_About this exercise_
The data should be duplicated exactly, with every word kept as it is.

[Web page and app entries]
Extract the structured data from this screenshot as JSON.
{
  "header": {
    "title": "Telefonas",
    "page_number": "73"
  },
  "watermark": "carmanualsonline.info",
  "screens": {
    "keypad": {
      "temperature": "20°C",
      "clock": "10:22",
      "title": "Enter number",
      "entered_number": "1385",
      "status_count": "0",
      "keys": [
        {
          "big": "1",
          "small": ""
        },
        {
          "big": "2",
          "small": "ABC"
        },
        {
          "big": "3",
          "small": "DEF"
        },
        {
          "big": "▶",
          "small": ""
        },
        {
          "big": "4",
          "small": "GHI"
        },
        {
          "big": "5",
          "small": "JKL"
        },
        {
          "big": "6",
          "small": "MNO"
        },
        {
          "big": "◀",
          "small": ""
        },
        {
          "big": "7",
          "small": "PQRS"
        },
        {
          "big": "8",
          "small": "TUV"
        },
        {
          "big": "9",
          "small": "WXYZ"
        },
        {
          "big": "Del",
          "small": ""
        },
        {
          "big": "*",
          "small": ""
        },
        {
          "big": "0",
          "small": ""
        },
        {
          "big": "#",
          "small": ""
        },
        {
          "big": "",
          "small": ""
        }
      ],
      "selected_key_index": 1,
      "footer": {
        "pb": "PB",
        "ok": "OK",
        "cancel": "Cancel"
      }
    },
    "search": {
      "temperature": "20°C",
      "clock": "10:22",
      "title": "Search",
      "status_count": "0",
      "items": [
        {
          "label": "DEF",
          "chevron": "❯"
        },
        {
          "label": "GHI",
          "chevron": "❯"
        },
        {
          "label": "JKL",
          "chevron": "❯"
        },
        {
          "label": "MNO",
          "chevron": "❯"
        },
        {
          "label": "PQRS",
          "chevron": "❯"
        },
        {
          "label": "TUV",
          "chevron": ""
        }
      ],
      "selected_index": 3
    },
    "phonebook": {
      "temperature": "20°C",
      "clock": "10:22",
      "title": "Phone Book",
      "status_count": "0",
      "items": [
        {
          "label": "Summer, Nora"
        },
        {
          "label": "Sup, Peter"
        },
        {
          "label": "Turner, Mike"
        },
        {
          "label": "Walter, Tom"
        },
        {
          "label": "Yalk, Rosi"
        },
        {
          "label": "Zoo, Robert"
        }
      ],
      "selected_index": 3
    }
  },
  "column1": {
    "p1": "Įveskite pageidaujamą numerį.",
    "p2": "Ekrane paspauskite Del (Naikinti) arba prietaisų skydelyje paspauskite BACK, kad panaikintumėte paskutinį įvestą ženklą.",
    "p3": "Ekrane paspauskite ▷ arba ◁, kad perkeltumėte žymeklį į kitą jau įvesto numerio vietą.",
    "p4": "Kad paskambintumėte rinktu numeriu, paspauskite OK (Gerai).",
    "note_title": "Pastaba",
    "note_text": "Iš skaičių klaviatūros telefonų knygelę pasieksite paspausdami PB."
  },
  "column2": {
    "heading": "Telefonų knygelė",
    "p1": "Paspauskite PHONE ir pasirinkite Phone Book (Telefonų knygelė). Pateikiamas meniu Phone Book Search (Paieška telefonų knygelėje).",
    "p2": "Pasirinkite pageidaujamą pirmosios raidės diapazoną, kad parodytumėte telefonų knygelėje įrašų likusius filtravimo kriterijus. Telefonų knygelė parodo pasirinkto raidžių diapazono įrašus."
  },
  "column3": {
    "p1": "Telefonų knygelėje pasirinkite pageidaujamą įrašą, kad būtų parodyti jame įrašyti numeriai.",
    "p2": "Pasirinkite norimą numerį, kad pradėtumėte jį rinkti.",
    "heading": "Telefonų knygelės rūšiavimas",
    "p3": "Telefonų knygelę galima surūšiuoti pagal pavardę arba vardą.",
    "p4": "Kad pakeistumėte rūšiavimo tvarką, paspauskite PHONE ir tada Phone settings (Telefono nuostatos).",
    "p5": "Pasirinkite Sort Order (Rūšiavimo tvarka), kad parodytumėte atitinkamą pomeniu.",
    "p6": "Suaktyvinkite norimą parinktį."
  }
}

_Response to the task_
Extract the structured data from this screenshot as JSON.
{
  "header": {
    "title": "Telefonas",
    "page_number": "73"
  },
  "watermark": "carmanualsonline.info",
  "screens": {
    "keypad": {
      "temperature": "20°C",
      "clock": "10:22",
      "title": "Enter number",
      "entered_number": "1385",
      "status_count": "0",
      "keys": [
        {
          "big": "1",
          "small": ""
        },
        {
          "big": "2",
          "small": "ABC"
        },
        {
          "big": "3",
          "small": "DEF"
        },
        {
          "big": "▶",
          "small": ""
        },
        {
          "big": "4",
          "small": "GHI"
        },
        {
          "big": "5",
          "small": "JKL"
        },
        {
          "big": "6",
          "small": "MNO"
        },
        {
          "big": "◀",
          "small": ""
        },
        {
          "big": "7",
          "small": "PQRS"
        },
        {
          "big": "8",
          "small": "TUV"
        },
        {
          "big": "9",
          "small": "WXYZ"
        },
        {
          "big": "Del",
          "small": ""
        },
        {
          "big": "*",
          "small": ""
        },
        {
          "big": "0",
          "small": ""
        },
        {
          "big": "#",
          "small": ""
        },
        {
          "big": "",
          "small": ""
        }
      ],
      "selected_key_index": 1,
      "footer": {
        "pb": "PB",
        "ok": "OK",
        "cancel": "Cancel"
      }
    },
    "search": {
      "temperature": "20°C",
      "clock": "10:22",
      "title": "Search",
      "status_count": "0",
      "items": [
        {
          "label": "DEF",
          "chevron": "❯"
        },
        {
          "label": "GHI",
          "chevron": "❯"
        },
        {
          "label": "JKL",
          "chevron": "❯"
        },
        {
          "label": "MNO",
          "chevron": "❯"
        },
        {
          "label": "PQRS",
          "chevron": "❯"
        },
        {
          "label": "TUV",
          "chevron": ""
        }
      ],
      "selected_index": 3
    },
    "phonebook": {
      "temperature": "20°C",
      "clock": "10:22",
      "title": "Phone Book",
      "status_count": "0",
      "items": [
        {
          "label": "Summer, Nora"
        },
        {
          "label": "Sup, Peter"
        },
        {
          "label": "Turner, Mike"
        },
        {
          "label": "Walter, Tom"
        },
        {
          "label": "Yalk, Rosi"
        },
        {
          "label": "Zoo, Robert"
        }
      ],
      "selected_index": 3
    }
  },
  "column1": {
    "p1": "Įveskite pageidaujamą numerį.",
    "p2": "Ekrane paspauskite Del (Naikinti) arba prietaisų skydelyje paspauskite BACK, kad panaikintumėte paskutinį įvestą ženklą.",
    "p3": "Ekrane paspauskite ▷ arba ◁, kad perkeltumėte žymeklį į kitą jau įvesto numerio vietą.",
    "p4": "Kad paskambintumėte rinktu numeriu, paspauskite OK (Gerai).",
    "note_title": "Pastaba",
    "note_text": "Iš skaičių klaviatūros telefonų knygelę pasieksite paspausdami PB."
  },
  "column2": {
    "heading": "Telefonų knygelė",
    "p1": "Paspauskite PHONE ir pasirinkite Phone Book (Telefonų knygelė). Pateikiamas meniu Phone Book Search (Paieška telefonų knygelėje).",
    "p2": "Pasirinkite pageidaujamą pirmosios raidės diapazoną, kad parodytumėte telefonų knygelėje įrašų likusius filtravimo kriterijus. Telefonų knygelė parodo pasirinkto raidžių diapazono įrašus."
  },
  "column3": {
    "p1": "Telefonų knygelėje pasirinkite pageidaujamą įrašą, kad būtų parodyti jame įrašyti numeriai.",
    "p2": "Pasirinkite norimą numerį, kad pradėtumėte jį rinkti.",
    "heading": "Telefonų knygelės rūšiavimas",
    "p3": "Telefonų knygelę galima surūšiuoti pagal pavardę arba vardą.",
    "p4": "Kad pakeistumėte rūšiavimo tvarką, paspauskite PHONE ir tada Phone settings (Telefono nuostatos).",
    "p5": "Pasirinkite Sort Order (Rūšiavimo tvarka), kad parodytumėte atitinkamą pomeniu.",
    "p6": "Suaktyvinkite norimą parinktį."
  }
}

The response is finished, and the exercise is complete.